### What you need to do
From start to end, print the entire listing below exactly.

### Provided material

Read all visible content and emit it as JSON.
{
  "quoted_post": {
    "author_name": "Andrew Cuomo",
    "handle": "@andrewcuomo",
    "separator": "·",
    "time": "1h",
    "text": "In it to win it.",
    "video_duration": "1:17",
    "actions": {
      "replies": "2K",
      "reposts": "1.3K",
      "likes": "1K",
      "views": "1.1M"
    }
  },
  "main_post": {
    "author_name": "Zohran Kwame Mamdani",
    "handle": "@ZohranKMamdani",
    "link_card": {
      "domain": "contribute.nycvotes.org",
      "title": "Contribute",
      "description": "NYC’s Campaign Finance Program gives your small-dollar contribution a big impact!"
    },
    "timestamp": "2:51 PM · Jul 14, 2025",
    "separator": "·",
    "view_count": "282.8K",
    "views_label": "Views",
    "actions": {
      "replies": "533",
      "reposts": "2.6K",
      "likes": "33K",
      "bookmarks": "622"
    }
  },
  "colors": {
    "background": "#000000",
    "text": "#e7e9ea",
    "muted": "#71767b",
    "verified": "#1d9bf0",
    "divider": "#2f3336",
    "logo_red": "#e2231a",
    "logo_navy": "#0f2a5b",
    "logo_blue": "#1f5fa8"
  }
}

### Response box
Read all visible content and emit it as JSON.
{
  "quoted_post": {
    "author_name": "Andrew Cuomo",
    "handle": "@andrewcuomo",
    "separator": "·",
    "time": "1h",
    "text": "In it to win it.",
    "video_duration": "1:17",
    "actions": {
      "replies": "2K",
      "reposts": "1.3K",
      "likes": "1K",
      "views": "1.1M"
    }
  },
  "main_post": {
    "author_name": "Zohran Kwame Mamdani",
    "handle": "@ZohranKMamdani",
    "link_card": {
      "domain": "contribute.nycvotes.org",
      "title": "Contribute",
      "description": "NYC’s Campaign Finance Program gives your small-dollar contribution a big impact!"
    },
    "timestamp": "2:51 PM · Jul 14, 2025",
    "separator": "·",
    "view_count": "282.8K",
    "views_label": "Views",
    "actions": {
      "replies": "533",
      "reposts": "2.6K",
      "likes": "33K",
      "bookmarks": "622"
    }
  },
  "colors": {
    "background": "#000000",
    "text": "#e7e9ea",
    "muted": "#71767b",
    "verified": "#1d9bf0",
    "divider": "#2f3336",
    "logo_red": "#e2231a",
    "logo_navy": "#0f2a5b",
    "logo_blue": "#1f5fa8"
  }
}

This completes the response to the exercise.